> _DATASET RECORDS_
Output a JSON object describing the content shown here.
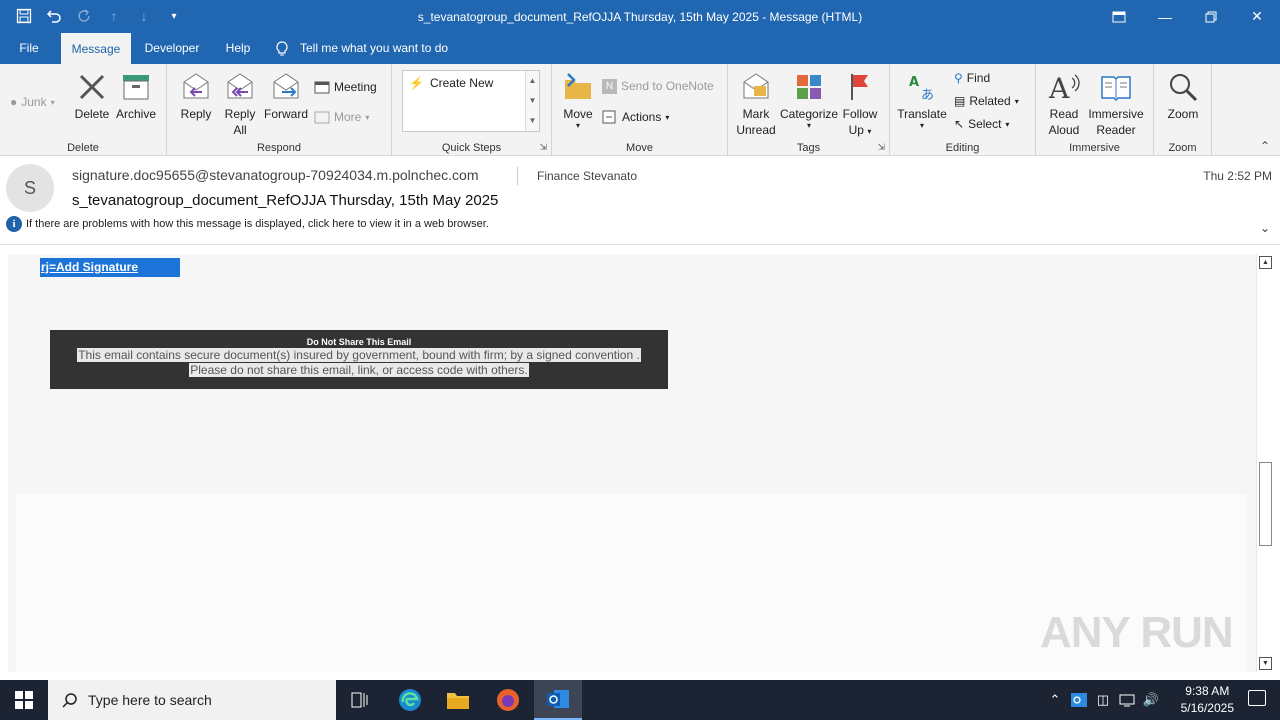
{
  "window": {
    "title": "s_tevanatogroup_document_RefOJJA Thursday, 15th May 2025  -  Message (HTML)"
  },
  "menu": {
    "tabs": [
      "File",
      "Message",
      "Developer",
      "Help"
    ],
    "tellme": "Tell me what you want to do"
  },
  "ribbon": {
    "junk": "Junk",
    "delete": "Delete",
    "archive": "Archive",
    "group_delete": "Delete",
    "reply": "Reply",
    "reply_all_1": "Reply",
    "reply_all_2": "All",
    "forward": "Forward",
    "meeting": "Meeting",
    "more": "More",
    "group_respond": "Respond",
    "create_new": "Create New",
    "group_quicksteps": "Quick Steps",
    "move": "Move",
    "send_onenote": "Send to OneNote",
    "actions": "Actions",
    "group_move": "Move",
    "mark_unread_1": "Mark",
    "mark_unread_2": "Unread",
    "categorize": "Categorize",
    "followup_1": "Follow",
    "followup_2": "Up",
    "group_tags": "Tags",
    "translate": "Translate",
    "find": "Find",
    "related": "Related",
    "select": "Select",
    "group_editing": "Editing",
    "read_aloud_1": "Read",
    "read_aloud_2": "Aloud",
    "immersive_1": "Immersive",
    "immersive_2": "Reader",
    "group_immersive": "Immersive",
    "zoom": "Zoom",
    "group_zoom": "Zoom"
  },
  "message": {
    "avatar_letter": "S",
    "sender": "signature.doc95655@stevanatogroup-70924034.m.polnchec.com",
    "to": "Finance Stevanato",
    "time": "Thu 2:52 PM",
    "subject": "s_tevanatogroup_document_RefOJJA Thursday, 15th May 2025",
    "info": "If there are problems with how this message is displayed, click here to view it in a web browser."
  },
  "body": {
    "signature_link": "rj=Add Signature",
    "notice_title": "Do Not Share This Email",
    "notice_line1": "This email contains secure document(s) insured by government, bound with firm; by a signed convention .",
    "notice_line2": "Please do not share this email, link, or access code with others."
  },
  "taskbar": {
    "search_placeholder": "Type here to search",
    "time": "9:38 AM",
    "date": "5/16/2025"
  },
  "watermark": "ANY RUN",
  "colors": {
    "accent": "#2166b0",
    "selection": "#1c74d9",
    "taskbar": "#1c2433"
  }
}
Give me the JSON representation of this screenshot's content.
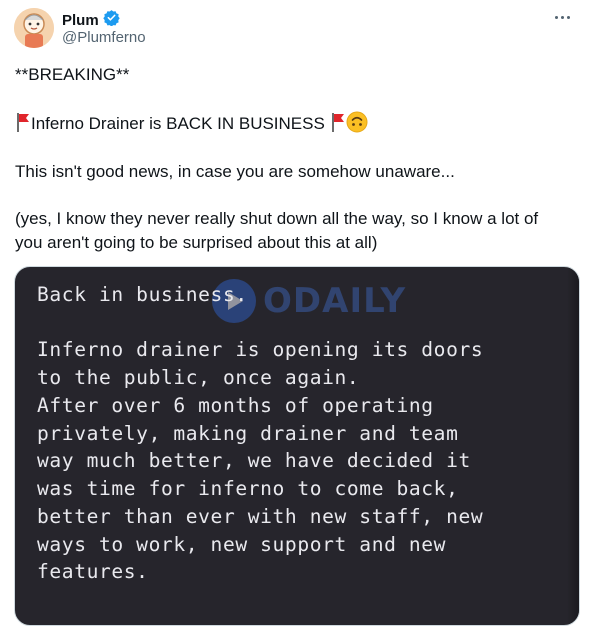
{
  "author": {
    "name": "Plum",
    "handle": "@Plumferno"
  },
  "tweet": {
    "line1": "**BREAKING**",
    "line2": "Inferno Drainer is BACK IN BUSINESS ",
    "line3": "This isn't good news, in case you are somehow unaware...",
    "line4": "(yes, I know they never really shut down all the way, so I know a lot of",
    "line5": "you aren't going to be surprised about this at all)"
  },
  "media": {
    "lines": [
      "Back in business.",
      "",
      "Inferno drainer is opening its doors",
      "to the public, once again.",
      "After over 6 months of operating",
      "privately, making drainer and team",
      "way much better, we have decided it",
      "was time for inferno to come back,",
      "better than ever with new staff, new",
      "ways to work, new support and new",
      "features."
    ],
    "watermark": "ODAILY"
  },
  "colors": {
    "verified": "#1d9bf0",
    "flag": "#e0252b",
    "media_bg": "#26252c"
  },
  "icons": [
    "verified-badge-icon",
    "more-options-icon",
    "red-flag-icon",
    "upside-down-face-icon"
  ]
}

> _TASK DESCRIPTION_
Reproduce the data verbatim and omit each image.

> _FINAL ANSWER_
Output a JSON object describing the content shown here.
{
  "window": {
    "title": "s_tevanatogroup_document_RefOJJA Thursday, 15th May 2025  -  Message (HTML)"
  },
  "menu": {
    "tabs": [
      "File",
      "Message",
      "Developer",
      "Help"
    ],
    "tellme": "Tell me what you want to do"
  },
  "ribbon": {
    "junk": "Junk",
    "delete": "Delete",
    "archive": "Archive",
    "group_delete": "Delete",
    "reply": "Reply",
    "reply_all_1": "Reply",
    "reply_all_2": "All",
    "forward": "Forward",
    "meeting": "Meeting",
    "more": "More",
    "group_respond": "Respond",
    "create_new": "Create New",
    "group_quicksteps": "Quick Steps",
    "move": "Move",
    "send_onenote": "Send to OneNote",
    "actions": "Actions",
    "group_move": "Move",
    "mark_unread_1": "Mark",
    "mark_unread_2": "Unread",
    "categorize": "Categorize",
    "followup_1": "Follow",
    "followup_2": "Up",
    "group_tags": "Tags",
    "translate": "Translate",
    "find": "Find",
    "related": "Related",
    "select": "Select",
    "group_editing": "Editing",
    "read_aloud_1": "Read",
    "read_aloud_2": "Aloud",
    "immersive_1": "Immersive",
    "immersive_2": "Reader",
    "group_immersive": "Immersive",
    "zoom": "Zoom",
    "group_zoom": "Zoom"
  },
  "message": {
    "avatar_letter": "S",
    "sender": "signature.doc95655@stevanatogroup-70924034.m.polnchec.com",
    "to": "Finance Stevanato",
    "time": "Thu 2:52 PM",
    "subject": "s_tevanatogroup_document_RefOJJA Thursday, 15th May 2025",
    "info": "If there are problems with how this message is displayed, click here to view it in a web browser."
  },
  "body": {
    "signature_link": "rj=Add Signature",
    "notice_title": "Do Not Share This Email",
    "notice_line1": "This email contains secure document(s) insured by government, bound with firm; by a signed convention .",
    "notice_line2": "Please do not share this email, link, or access code with others."
  },
  "taskbar": {
    "search_placeholder": "Type here to search",
    "time": "9:38 AM",
    "date": "5/16/2025"
  },
  "watermark": "ANY RUN",
  "colors": {
    "accent": "#2166b0",
    "selection": "#1c74d9",
    "taskbar": "#1c2433"
  }
}
Give me the JSON representation of this screenshot's content.
{
  "author": {
    "name": "Plum",
    "handle": "@Plumferno"
  },
  "tweet": {
    "line1": "**BREAKING**",
    "line2": "Inferno Drainer is BACK IN BUSINESS ",
    "line3": "This isn't good news, in case you are somehow unaware...",
    "line4": "(yes, I know they never really shut down all the way, so I know a lot of",
    "line5": "you aren't going to be surprised about this at all)"
  },
  "media": {
    "lines": [
      "Back in business.",
      "",
      "Inferno drainer is opening its doors",
      "to the public, once again.",
      "After over 6 months of operating",
      "privately, making drainer and team",
      "way much better, we have decided it",
      "was time for inferno to come back,",
      "better than ever with new staff, new",
      "ways to work, new support and new",
      "features."
    ],
    "watermark": "ODAILY"
  },
  "colors": {
    "verified": "#1d9bf0",
    "flag": "#e0252b",
    "media_bg": "#26252c"
  },
  "icons": [
    "verified-badge-icon",
    "more-options-icon",
    "red-flag-icon",
    "upside-down-face-icon"
  ]
}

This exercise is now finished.